But in 2009, the company replaced that policy in its current terms of service with a "choice of forum" clause, which allows lawsuits but compels them to filed "exclusively in the U.S. District Court for the Northern District of California or in a state court in San Mateo County."
There are currently at least 16 lawsuits that have been filed against Facebook since last week in connection with data privacy issues, including several class action suits.
"If [companies] don't have a binding arbitration agreement, then they have to go through the class action slog," said Andrew Stoltmann, a securities fraud attorney based in Chicago. "It's long, it's expensive and companies hate it."

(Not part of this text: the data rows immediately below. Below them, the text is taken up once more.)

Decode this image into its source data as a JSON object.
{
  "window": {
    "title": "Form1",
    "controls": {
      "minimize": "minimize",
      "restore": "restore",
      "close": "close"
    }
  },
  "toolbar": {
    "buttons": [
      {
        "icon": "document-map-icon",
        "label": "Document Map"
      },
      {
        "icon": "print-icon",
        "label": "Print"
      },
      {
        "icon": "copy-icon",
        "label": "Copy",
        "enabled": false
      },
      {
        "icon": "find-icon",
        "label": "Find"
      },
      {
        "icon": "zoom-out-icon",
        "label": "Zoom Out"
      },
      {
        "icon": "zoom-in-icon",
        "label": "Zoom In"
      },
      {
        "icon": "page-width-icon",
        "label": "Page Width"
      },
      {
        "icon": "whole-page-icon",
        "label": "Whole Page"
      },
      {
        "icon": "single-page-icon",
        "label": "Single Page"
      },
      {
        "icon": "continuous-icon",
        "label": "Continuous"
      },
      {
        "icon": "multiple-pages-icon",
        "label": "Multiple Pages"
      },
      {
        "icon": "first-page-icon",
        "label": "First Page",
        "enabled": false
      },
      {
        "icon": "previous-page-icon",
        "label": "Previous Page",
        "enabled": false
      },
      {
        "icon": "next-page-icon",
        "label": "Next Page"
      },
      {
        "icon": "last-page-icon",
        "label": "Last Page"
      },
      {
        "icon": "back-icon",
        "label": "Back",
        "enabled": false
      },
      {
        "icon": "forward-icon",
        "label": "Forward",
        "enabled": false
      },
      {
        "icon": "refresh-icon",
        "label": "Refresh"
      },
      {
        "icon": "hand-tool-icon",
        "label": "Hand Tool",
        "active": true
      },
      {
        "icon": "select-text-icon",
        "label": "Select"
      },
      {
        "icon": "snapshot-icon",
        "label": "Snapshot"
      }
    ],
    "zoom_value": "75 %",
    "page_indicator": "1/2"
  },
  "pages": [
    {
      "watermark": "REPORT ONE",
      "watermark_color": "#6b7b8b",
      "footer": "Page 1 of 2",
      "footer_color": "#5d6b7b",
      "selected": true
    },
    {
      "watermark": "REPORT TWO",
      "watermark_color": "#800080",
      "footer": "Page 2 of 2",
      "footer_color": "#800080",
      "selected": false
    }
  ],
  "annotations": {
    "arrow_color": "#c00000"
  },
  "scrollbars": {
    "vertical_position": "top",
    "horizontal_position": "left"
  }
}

Facebook didn't immediately respond to requests for comment on why it had changed its terms of service in 2009. But the removal of the arbitration clause "may have been demonstrating goodwill with Facebook's customer base," said N. Cameron Russell, adjunct professor at Fordham Law School.

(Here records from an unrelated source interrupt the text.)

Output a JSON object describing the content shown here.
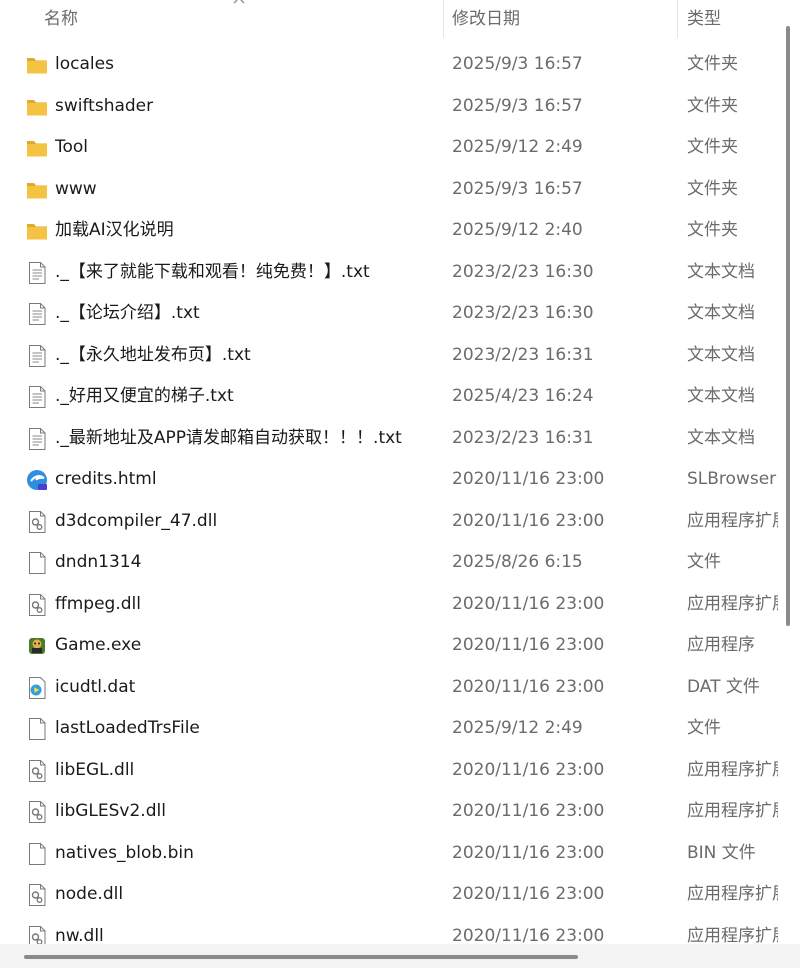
{
  "header": {
    "name_label": "名称",
    "date_label": "修改日期",
    "type_label": "类型"
  },
  "files": [
    {
      "icon": "folder-icon",
      "name": "locales",
      "date": "2025/9/3 16:57",
      "type": "文件夹"
    },
    {
      "icon": "folder-icon",
      "name": "swiftshader",
      "date": "2025/9/3 16:57",
      "type": "文件夹"
    },
    {
      "icon": "folder-icon",
      "name": "Tool",
      "date": "2025/9/12 2:49",
      "type": "文件夹"
    },
    {
      "icon": "folder-icon",
      "name": "www",
      "date": "2025/9/3 16:57",
      "type": "文件夹"
    },
    {
      "icon": "folder-icon",
      "name": "加载AI汉化说明",
      "date": "2025/9/12 2:40",
      "type": "文件夹"
    },
    {
      "icon": "text-file-icon",
      "name": "._【来了就能下载和观看！纯免费！】.txt",
      "date": "2023/2/23 16:30",
      "type": "文本文档"
    },
    {
      "icon": "text-file-icon",
      "name": "._【论坛介绍】.txt",
      "date": "2023/2/23 16:30",
      "type": "文本文档"
    },
    {
      "icon": "text-file-icon",
      "name": "._【永久地址发布页】.txt",
      "date": "2023/2/23 16:31",
      "type": "文本文档"
    },
    {
      "icon": "text-file-icon",
      "name": "._好用又便宜的梯子.txt",
      "date": "2025/4/23 16:24",
      "type": "文本文档"
    },
    {
      "icon": "text-file-icon",
      "name": "._最新地址及APP请发邮箱自动获取！！！.txt",
      "date": "2023/2/23 16:31",
      "type": "文本文档"
    },
    {
      "icon": "browser-icon",
      "name": "credits.html",
      "date": "2020/11/16 23:00",
      "type": "SLBrowser"
    },
    {
      "icon": "dll-file-icon",
      "name": "d3dcompiler_47.dll",
      "date": "2020/11/16 23:00",
      "type": "应用程序扩展"
    },
    {
      "icon": "blank-file-icon",
      "name": "dndn1314",
      "date": "2025/8/26 6:15",
      "type": "文件"
    },
    {
      "icon": "dll-file-icon",
      "name": "ffmpeg.dll",
      "date": "2020/11/16 23:00",
      "type": "应用程序扩展"
    },
    {
      "icon": "game-exe-icon",
      "name": "Game.exe",
      "date": "2020/11/16 23:00",
      "type": "应用程序"
    },
    {
      "icon": "media-file-icon",
      "name": "icudtl.dat",
      "date": "2020/11/16 23:00",
      "type": "DAT 文件"
    },
    {
      "icon": "blank-file-icon",
      "name": "lastLoadedTrsFile",
      "date": "2025/9/12 2:49",
      "type": "文件"
    },
    {
      "icon": "dll-file-icon",
      "name": "libEGL.dll",
      "date": "2020/11/16 23:00",
      "type": "应用程序扩展"
    },
    {
      "icon": "dll-file-icon",
      "name": "libGLESv2.dll",
      "date": "2020/11/16 23:00",
      "type": "应用程序扩展"
    },
    {
      "icon": "blank-file-icon",
      "name": "natives_blob.bin",
      "date": "2020/11/16 23:00",
      "type": "BIN 文件"
    },
    {
      "icon": "dll-file-icon",
      "name": "node.dll",
      "date": "2020/11/16 23:00",
      "type": "应用程序扩展"
    },
    {
      "icon": "dll-file-icon",
      "name": "nw.dll",
      "date": "2020/11/16 23:00",
      "type": "应用程序扩展"
    }
  ],
  "colors": {
    "folder": "#f5c342",
    "folder_dark": "#e0a92a",
    "scroll_thumb": "#8a8a8a"
  }
}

Marc Melzer, a lawyer at Hoguet Newman Regal & Kenney, LLP in New York who works with clients to draft such agreements, said he would be surprised if Facebook voluntarily chose to get rid of its arbitration clause.
"When we advise clients, we say that unless they will take a hit from a PR perspective, it makes more sense to have a binding arbitration agreement," Melzer said.
Going forward, Facebook is going to face a "tsunami" of private litigation and litigation from regulators, Stoltmann said, estimating that there will be least another 15 class action lawsuits in the next month. But Stoltmann and others say that at this point, it's too difficult for anyone to know the extent of Facebook's liability.
There are two main groups suing the company -- users claiming that Facebook violated privacy laws among other things, and investors accusing the company of failing to uphold its fiduciary duty to shareholders. Unfortunately, Stoltmann said proving liability or damages in either case won't be easy for the Facebook users.
"There's a jambalaya of statutes and regulations that were potentially violated," Stoltmann said, noting that some may are federal and some are at the state level.
Data breach class action settlements typically have relatively small payouts, given that it is hard to prove individual damages in cases like these. For instance, in 2015 retail giant Target (TGT) offered to settle a class action lawsuit for $10 million after a massive breach of customer data back in 2013. And while Equifax Inc. (EFX) faces a multi-billion dollar class action lawsuit after hackers obtained the personal data of 143 million users in 2017, Stoltmann said it's challenging to quantify and prove damages in cases of data breaches.
Shareholders suing Facebook have an easier time proving the company's fault and demonstrating damages, which can be seen in its plummeting share price.
"The officers of Facebook owed a fiduciary duty to investors to deal truthfully and honestly with them," Stoltmann said. "They may have given erroneous guidance on valuation of the company ... and they knew or should have known [that] those representations were false and immaterial."
But even if there are hundreds of millions of dollars of payouts, which is far from certain, Stoltmann said that's a "glorified rounding error for Facebook." "The real issue is the impact of the litigation and government investigations on public trust."